Do you have a great Omnitrans story to share? Let us know!
Email Juno Kughler Carlson at  juno.carlson@omnitrans.org

Diane Caldera, Air Force Active Reserve

Diane Caldera began working for Omnitrans in 2005 as a coach operator. Six months later she became an HR clerk then later moved into Operations to work as a field supervisor. Now she is an assistant transportation manager who supervises, mentors and helps groom others to achieve their goals.

Diane has also served in the Air Force for the past 29 years and is currently a Major in the Active Reserve. Her goal is to reach the 30 year mark and attain the rank of Lieutenant Colonel.

“I enlisted in the Air force when I was 21-years old, after completing two years at a junior college. Back in high school I had been a jock, but in those days there weren’t a lot of opportunities for women in professional sports. I knew I needed to develop skills, so I decided to join the Air Force to learn how to type,” laughed Diane. “I figured if I could learn to type, I would always be able get a clerical job.”

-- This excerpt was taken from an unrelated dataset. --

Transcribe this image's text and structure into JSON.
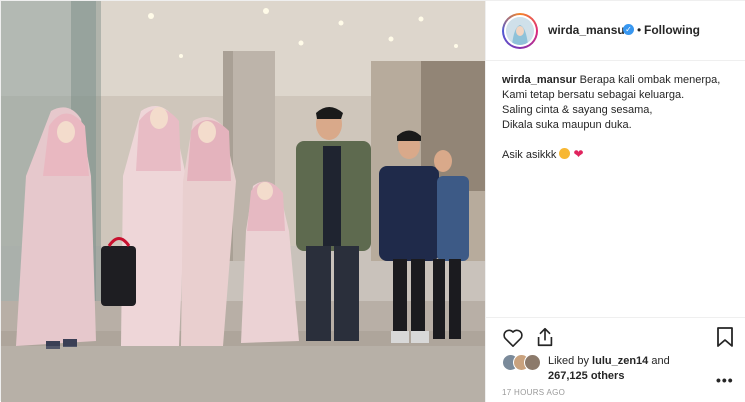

She spent the next four years as an active duty admin then entered the reserve. She became a flyer, working as a loadmaster on a huge 141 cargo plane. “There were not many women in that position in the late 80s, so I was something of a pioneer. I interviewed with three different flying squadrons and one of them agreed to take me on. I was responsible for the weight and balance of the aircraft, for the passengers we carried and the upload, download and security of our cargo. We transported everything from people to tractors, trucks, trailers and disassembled aircraft. I loved flying. We worked hard and for very long hours, but it was worth every minute.”

“The Air Force taught me a lot about time management,” Diane continues. “I’m currently on a medical flying mission where our nurses and technical crews actually fly and provide care on board the aircraft. My job is to handle the scheduling of the mission and to plan the details from beginning to end. How many nurses and technicians do we need? Do they have all their required training? How long is the mission? How far do they go? What lodging is available for the crew? What logistics are involved in loading and unloading the cargo? There are so many things that have to be taken into consideration for the successful completion of a mission. It’s the same with war games. You’re getting bombed and have to evacuate. You’ve lost communication. What are you going to do? You learn to forecast and make decisions under pressure.”

Because of her Air Force training, Diane pays close attention when job applicants list military service on their resume. She knows that those people tend to be process-oriented with strong organizational and project management skills. “They bring a lot to the table,” she says. “Because they tend to be very efficient and understand the broader picture, they often develop great ideas for streamlining processes that help us grow as an agency.”

Diane encourages everyone to go into the military for four years. “Especially the flying units, because I know how much fun I had. You’re able to see so many things and experience so much history. I’ve been to Hiroshima in Japan and saw where the A bomb was dropped. I learned to water ski and jet-ski in Wake Island in the Pacific. Europe is a beautiful country, so green and filled with historic old castles. I’ve seen the Pyramids in Egypt and the underground bazaars in Turkey. I’ve even been to Honduras during hurricane relief. I’ve seen the very, very poor as well as the unbelievably wealthy. People’s circumstances can be so vastly different. It reminds you how important it is to walk in someone else’s shoes so you can better understand their perspective. It’s a good lesson.”

In October 1997, Diane became part of the first all-female crew to fly a 141 cargo plane at the dedication of the Women’s Memorial Museum in Arlington Cemetery. The crew did a fly-by presentation and were honored on stage in front of 30,000 people. Their picture hangs in the museum to this day.

– Juno Kughler Carlson

Do you like this story and want to use it for your blog or newsletter? All our stories may be freely re-posted and shared with others!

Do you have a great Omnitrans story to share? Let us know!

Email Juno Kughler Carlson at  juno.carlson@omnitrans.org